Other Drought-Tolerant Plants
If Ice Plant isn't your thing, you can get another South African native, the Gazania. It comes in a variety of colors, too, like yellow, golden, orange, sunburst, burgundy and white. For large areas, try planting some Trailing Gazania, but if you're looking for a lower plant, go with the Clumping Gazania. For an alternate succulent groundcover, or if you're looking for something for a green roof, try planting a Sedum like the S. anglican, S. comfusum, S. brevifolium, S. guatamalense, and S. spurium species.
If you're looking for groundcover that doubles as aromatherapy, try planting some drought-resistant Trailing Rosemary (). You'll want to prune it occasionally to keep it from being woody, but if you're looking for some really unique fragrance, there's no beating the sweet aroma of a Star Jasmine (Trachelospermum jasminoides), which only needs trimming to keep its shape.
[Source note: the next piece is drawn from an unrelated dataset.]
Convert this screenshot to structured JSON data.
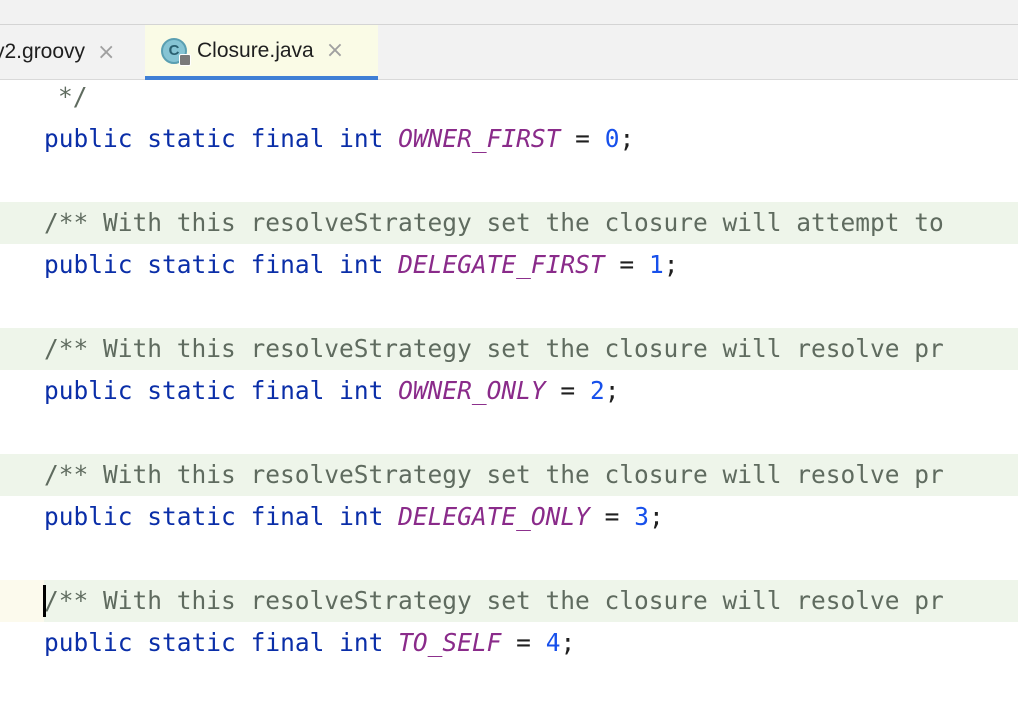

Check out your local nursery for a great selection and great deals on these beauties. You might even catch a sale for palm trees while you're there.
However, if you're looking for something that looks like grass, without still being turf grass, why not plant some Blue Fescue (Festuca glauca) or some Korean Grass (Zoysia sp.)? Though Korean Grass looks best when mowed to a 1-2 inch height, its roots will grow deeply. For another grass-alternative, go with Mondo Grass (Ophiopogon japonica), which actually isn't a grass at all, but actually a member of the lily family. It resembles grass with its 2-12 inch long blades.
If you're looking for a groundcover that doubles as a climber, try planting some Ivy. Although Ivies have a reputation for being used to cover walls, fences and trellises, you can also use it as groundcover. English Ivy (Hedera helix) grows horizontally, but if you're looking for a more delicate looking plant, try going with the Needle Point Ivy (H. helix digitata) which has small, sharp pointed leaves. The Algerian Ivy (H. canariensis) resembles the English except that its leaves are more widely spaced on their stems.